I don’t think anyone would disagree that behavioral health has lagged behind other areas of health care in the transition towards value-based care (VBC). In my view, there are two major pieces missing that contribute to this gap: first is a lack of objective data available on how clients are responding to treatment; and second is a lack of clarity on which metrics to use to determine if clients achieved successful outcomes.
We’re seeing MBC support these challenges in two ways. First, using MBC in a structured and consistent way allows organizations to collect the foundational data necessary to understand how their services are helping the population(s) they support. Second, the ability to easily aggregate data and present outcomes in a range of ways allows organizations to engage with payors and agree on VBC reporting requirements that both provide value to clients and meet the needs of payors.
At Greenspace, we have a customizable data dashboard that our partners leverage to facilitate collaborative discussions with payors to share the impact of their services and help them advocate for reporting models that drive improved clinical outcomes. We’re excited to be able to support these conversations and work with our partners to ensure organizations have the tools they need to help with the continued transition towards VBC.
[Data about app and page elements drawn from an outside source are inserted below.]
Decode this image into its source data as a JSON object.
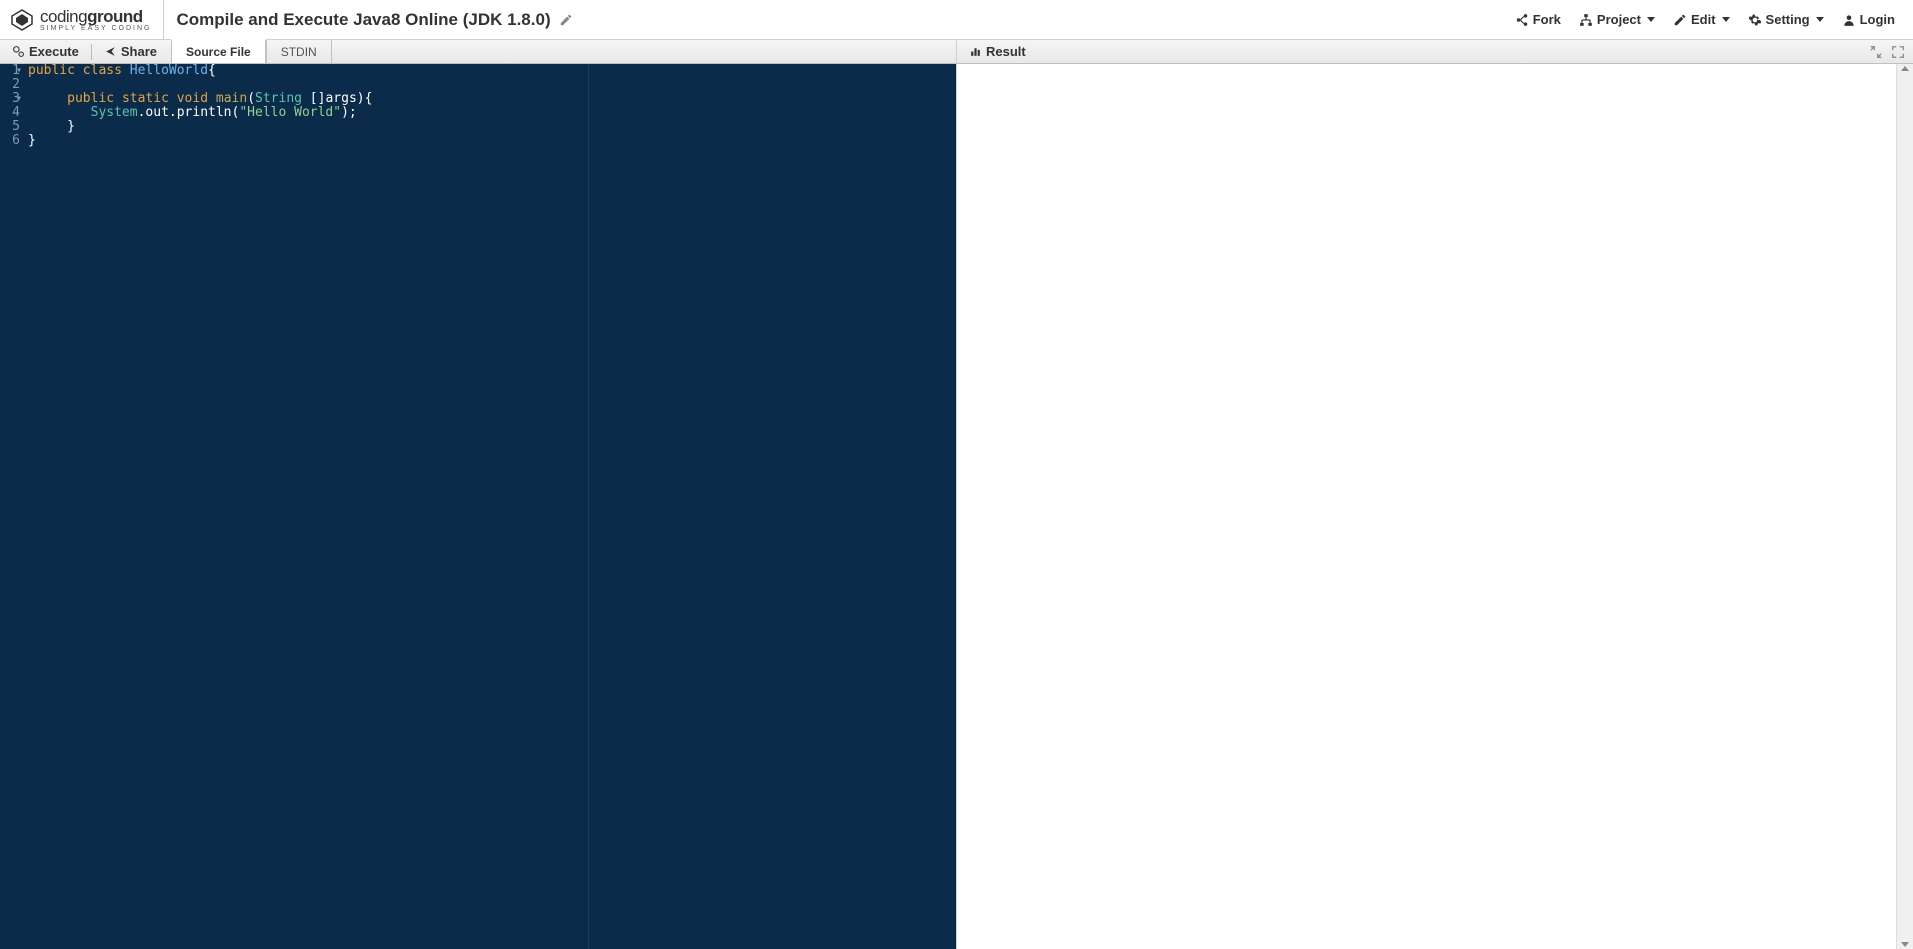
{
  "logo": {
    "brand_left": "coding",
    "brand_right": "ground",
    "tagline": "SIMPLY EASY CODING"
  },
  "page_title": "Compile and Execute Java8 Online (JDK 1.8.0)",
  "header_menu": {
    "fork": "Fork",
    "project": "Project",
    "edit": "Edit",
    "setting": "Setting",
    "login": "Login"
  },
  "left_toolbar": {
    "execute": "Execute",
    "share": "Share"
  },
  "tabs": {
    "source": "Source File",
    "stdin": "STDIN"
  },
  "right_toolbar": {
    "result": "Result"
  },
  "code": {
    "line_numbers": [
      "1",
      "2",
      "3",
      "4",
      "5",
      "6"
    ],
    "tokens": [
      [
        {
          "cls": "k-orange",
          "t": "public"
        },
        {
          "cls": "k-white",
          "t": " "
        },
        {
          "cls": "k-orange",
          "t": "class"
        },
        {
          "cls": "k-white",
          "t": " "
        },
        {
          "cls": "k-blue",
          "t": "HelloWorld"
        },
        {
          "cls": "k-white",
          "t": "{"
        }
      ],
      [],
      [
        {
          "cls": "k-white",
          "t": "     "
        },
        {
          "cls": "k-orange",
          "t": "public"
        },
        {
          "cls": "k-white",
          "t": " "
        },
        {
          "cls": "k-orange",
          "t": "static"
        },
        {
          "cls": "k-white",
          "t": " "
        },
        {
          "cls": "k-orange",
          "t": "void"
        },
        {
          "cls": "k-white",
          "t": " "
        },
        {
          "cls": "k-gold",
          "t": "main"
        },
        {
          "cls": "k-white",
          "t": "("
        },
        {
          "cls": "k-teal",
          "t": "String"
        },
        {
          "cls": "k-white",
          "t": " []args){"
        }
      ],
      [
        {
          "cls": "k-white",
          "t": "        "
        },
        {
          "cls": "k-teal",
          "t": "System"
        },
        {
          "cls": "k-white",
          "t": ".out.println("
        },
        {
          "cls": "k-green",
          "t": "\"Hello World\""
        },
        {
          "cls": "k-white",
          "t": ");"
        }
      ],
      [
        {
          "cls": "k-white",
          "t": "     }"
        }
      ],
      [
        {
          "cls": "k-white",
          "t": "}"
        }
      ]
    ],
    "fold_lines": [
      0,
      2
    ]
  }
}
We want to thank Jeremy for taking the time to share his thoughts with us. If you’re interested in learning more about MBC, be sure to attend Jeremy’s presentation on April 19th at the Future of Mental Healthcare East Summit.